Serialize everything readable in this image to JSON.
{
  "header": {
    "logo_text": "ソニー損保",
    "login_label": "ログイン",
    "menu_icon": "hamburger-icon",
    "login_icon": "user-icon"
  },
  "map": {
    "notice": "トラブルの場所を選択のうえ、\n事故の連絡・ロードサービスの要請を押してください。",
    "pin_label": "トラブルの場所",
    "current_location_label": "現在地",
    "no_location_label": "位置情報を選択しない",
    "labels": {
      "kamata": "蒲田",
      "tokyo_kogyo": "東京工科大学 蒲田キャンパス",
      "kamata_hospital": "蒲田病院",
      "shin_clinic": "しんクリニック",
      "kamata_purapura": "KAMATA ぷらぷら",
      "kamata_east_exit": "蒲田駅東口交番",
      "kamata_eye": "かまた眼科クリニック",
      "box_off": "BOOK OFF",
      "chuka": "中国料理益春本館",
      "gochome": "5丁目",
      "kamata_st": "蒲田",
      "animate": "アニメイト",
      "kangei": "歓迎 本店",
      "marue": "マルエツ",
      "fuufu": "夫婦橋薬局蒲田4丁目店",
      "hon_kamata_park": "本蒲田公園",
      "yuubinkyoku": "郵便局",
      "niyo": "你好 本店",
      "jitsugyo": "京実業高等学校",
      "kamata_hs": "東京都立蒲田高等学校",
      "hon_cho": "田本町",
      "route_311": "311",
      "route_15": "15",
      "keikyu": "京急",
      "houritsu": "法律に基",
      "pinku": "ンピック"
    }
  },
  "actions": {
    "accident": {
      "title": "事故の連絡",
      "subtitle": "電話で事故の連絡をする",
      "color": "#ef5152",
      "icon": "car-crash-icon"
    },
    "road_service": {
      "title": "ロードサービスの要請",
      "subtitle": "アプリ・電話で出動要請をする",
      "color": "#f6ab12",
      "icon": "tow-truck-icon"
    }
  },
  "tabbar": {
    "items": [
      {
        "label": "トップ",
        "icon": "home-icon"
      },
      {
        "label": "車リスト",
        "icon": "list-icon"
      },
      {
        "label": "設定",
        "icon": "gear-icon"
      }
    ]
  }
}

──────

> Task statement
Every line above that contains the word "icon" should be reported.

> Answer to this problem
    "menu_icon": "hamburger-icon",
    "login_icon": "user-icon"
      "icon": "car-crash-icon"
      "icon": "tow-truck-icon"
        "icon": "home-icon"
        "icon": "list-icon"
        "icon": "gear-icon"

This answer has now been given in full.